_EXERCISE AIM_
Copy out all of the records, exactly as they appear.

##### EXERCISE INPUTS

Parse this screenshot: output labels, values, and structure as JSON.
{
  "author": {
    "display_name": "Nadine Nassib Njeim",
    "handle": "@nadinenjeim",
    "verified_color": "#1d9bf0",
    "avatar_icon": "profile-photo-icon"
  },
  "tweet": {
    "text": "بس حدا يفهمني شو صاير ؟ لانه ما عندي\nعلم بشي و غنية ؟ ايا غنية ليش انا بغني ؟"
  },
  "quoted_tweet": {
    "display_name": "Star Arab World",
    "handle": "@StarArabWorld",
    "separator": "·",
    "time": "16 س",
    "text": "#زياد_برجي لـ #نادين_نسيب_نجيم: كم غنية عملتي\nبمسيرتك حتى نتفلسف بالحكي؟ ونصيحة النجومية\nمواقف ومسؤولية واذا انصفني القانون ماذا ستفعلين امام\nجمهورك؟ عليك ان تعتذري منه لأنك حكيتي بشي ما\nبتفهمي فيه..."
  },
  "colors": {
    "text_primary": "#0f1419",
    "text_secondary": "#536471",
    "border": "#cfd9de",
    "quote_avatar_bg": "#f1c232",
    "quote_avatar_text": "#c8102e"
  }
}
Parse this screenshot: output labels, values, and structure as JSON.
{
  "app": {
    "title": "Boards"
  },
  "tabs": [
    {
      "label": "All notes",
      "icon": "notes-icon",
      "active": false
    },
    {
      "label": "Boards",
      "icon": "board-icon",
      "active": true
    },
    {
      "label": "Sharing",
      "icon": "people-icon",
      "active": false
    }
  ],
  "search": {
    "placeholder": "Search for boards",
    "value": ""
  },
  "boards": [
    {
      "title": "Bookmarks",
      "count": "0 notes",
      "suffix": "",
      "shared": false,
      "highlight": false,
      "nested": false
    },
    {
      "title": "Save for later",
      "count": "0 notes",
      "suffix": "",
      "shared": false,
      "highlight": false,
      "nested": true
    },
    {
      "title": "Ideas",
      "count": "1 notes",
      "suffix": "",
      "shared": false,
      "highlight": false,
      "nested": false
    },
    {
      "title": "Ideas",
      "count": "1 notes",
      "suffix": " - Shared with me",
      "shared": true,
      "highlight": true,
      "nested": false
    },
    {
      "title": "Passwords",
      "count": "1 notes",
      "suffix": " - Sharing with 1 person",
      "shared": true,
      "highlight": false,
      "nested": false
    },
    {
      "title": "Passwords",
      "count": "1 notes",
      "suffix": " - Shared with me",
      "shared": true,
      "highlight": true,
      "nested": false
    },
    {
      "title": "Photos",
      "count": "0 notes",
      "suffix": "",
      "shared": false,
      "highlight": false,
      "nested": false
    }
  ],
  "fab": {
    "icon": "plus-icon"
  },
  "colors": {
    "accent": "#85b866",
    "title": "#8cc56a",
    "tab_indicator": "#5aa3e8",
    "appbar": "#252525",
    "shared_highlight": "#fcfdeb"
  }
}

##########

_ANSWER SECTION_
Parse this screenshot: output labels, values, and structure as JSON.
{
  "author": {
    "display_name": "Nadine Nassib Njeim",
    "handle": "@nadinenjeim",
    "verified_color": "#1d9bf0",
    "avatar_icon": "profile-photo-icon"
  },
  "tweet": {
    "text": "بس حدا يفهمني شو صاير ؟ لانه ما عندي\nعلم بشي و غنية ؟ ايا غنية ليش انا بغني ؟"
  },
  "quoted_tweet": {
    "display_name": "Star Arab World",
    "handle": "@StarArabWorld",
    "separator": "·",
    "time": "16 س",
    "text": "#زياد_برجي لـ #نادين_نسيب_نجيم: كم غنية عملتي\nبمسيرتك حتى نتفلسف بالحكي؟ ونصيحة النجومية\nمواقف ومسؤولية واذا انصفني القانون ماذا ستفعلين امام\nجمهورك؟ عليك ان تعتذري منه لأنك حكيتي بشي ما\nبتفهمي فيه..."
  },
  "colors": {
    "text_primary": "#0f1419",
    "text_secondary": "#536471",
    "border": "#cfd9de",
    "quote_avatar_bg": "#f1c232",
    "quote_avatar_text": "#c8102e"
  }
}
Parse this screenshot: output labels, values, and structure as JSON.
{
  "app": {
    "title": "Boards"
  },
  "tabs": [
    {
      "label": "All notes",
      "icon": "notes-icon",
      "active": false
    },
    {
      "label": "Boards",
      "icon": "board-icon",
      "active": true
    },
    {
      "label": "Sharing",
      "icon": "people-icon",
      "active": false
    }
  ],
  "search": {
    "placeholder": "Search for boards",
    "value": ""
  },
  "boards": [
    {
      "title": "Bookmarks",
      "count": "0 notes",
      "suffix": "",
      "shared": false,
      "highlight": false,
      "nested": false
    },
    {
      "title": "Save for later",
      "count": "0 notes",
      "suffix": "",
      "shared": false,
      "highlight": false,
      "nested": true
    },
    {
      "title": "Ideas",
      "count": "1 notes",
      "suffix": "",
      "shared": false,
      "highlight": false,
      "nested": false
    },
    {
      "title": "Ideas",
      "count": "1 notes",
      "suffix": " - Shared with me",
      "shared": true,
      "highlight": true,
      "nested": false
    },
    {
      "title": "Passwords",
      "count": "1 notes",
      "suffix": " - Sharing with 1 person",
      "shared": true,
      "highlight": false,
      "nested": false
    },
    {
      "title": "Passwords",
      "count": "1 notes",
      "suffix": " - Shared with me",
      "shared": true,
      "highlight": true,
      "nested": false
    },
    {
      "title": "Photos",
      "count": "0 notes",
      "suffix": "",
      "shared": false,
      "highlight": false,
      "nested": false
    }
  ],
  "fab": {
    "icon": "plus-icon"
  },
  "colors": {
    "accent": "#85b866",
    "title": "#8cc56a",
    "tab_indicator": "#5aa3e8",
    "appbar": "#252525",
    "shared_highlight": "#fcfdeb"
  }
}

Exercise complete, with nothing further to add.